Music theory is a complex subject that involves understanding different concepts and terminology. One such concept is the Double Neighbor, which is commonly used in music compositions and arrangements. In this article, we will explore what a Double Neighbor means in music theory and how it can be used effectively.

What Is a Double Neighbor?

A Double Neighbor is a term used in music theory to describe two consecutive notes that are played before returning to the original note. These notes are typically played in quick succession and are often used to add interest and complexity to musical passages.

How Does It Work?

To understand how a Double Neighbor works, it’s essential to first understand the concept of a neighbor note. A neighbor note is when a note is played adjacent to another note, either above or below it, before returning to the original note.

A Double Neighbor takes this concept one step further by adding an additional neighbor note on both sides of the original note. This creates a sequence of four notes – two neighbor notes followed by the original note, then two more neighbor notes before returning back to the original note.

Examples of Double Neighbors

Here’s an example of how a Double Neighbor might look in sheet music:

In this example, the G note is surrounded by four neighboring notes – F#, A, Bb, and F#. This creates a sense of tension and release that adds interest and complexity to the musical passage.

Why Use a Double Neighbor?

There are several reasons why a composer or arranger might choose to use a Double Neighbor in their music. One reason is that it can help to create tension and release, which can add interest and emotional depth to the piece.

A Double Neighbor can also be used to create a sense of momentum or drive in the music. By surrounding a note with neighboring notes, it creates a feeling of forward motion that can propel the listener through the piece.

In Conclusion

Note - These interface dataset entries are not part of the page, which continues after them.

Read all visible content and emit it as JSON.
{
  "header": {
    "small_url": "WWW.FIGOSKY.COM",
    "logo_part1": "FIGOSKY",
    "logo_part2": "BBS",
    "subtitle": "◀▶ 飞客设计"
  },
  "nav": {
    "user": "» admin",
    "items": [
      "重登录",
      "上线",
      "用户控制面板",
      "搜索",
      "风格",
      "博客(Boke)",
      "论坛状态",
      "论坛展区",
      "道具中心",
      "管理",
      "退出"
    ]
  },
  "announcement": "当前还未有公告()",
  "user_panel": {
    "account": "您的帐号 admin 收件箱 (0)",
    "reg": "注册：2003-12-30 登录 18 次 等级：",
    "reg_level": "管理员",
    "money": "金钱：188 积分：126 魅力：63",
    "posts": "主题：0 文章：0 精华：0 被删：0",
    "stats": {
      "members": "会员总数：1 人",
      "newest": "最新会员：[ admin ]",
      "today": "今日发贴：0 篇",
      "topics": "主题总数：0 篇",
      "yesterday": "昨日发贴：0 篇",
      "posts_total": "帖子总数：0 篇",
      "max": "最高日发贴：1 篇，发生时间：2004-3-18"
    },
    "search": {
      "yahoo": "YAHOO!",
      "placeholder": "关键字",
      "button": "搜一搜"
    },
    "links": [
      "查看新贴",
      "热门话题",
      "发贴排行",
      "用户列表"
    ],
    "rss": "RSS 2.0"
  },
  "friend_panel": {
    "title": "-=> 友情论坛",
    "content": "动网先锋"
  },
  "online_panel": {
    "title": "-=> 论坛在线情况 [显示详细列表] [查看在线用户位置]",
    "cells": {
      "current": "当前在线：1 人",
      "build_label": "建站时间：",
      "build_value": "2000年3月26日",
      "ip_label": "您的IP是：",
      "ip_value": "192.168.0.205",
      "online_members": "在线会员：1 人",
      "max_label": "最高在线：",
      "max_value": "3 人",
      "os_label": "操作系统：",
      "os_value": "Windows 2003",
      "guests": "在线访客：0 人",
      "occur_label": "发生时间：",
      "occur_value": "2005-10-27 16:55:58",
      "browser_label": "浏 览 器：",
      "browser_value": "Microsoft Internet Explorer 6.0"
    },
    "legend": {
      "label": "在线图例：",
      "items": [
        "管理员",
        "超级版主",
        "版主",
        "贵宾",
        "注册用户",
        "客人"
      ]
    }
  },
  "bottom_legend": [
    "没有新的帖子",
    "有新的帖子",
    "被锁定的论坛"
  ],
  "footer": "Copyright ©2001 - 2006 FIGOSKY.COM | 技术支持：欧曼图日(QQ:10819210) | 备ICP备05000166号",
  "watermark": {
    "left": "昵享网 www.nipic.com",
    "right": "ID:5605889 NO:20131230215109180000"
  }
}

A Double Neighbor is a musical term that describes two consecutive neighbor notes played on either side of an original note. It’s often used in music compositions and arrangements to add interest, complexity, tension, and momentum to the music. By understanding this concept, you can better appreciate the intricacies of music theory and how it influences the music we hear.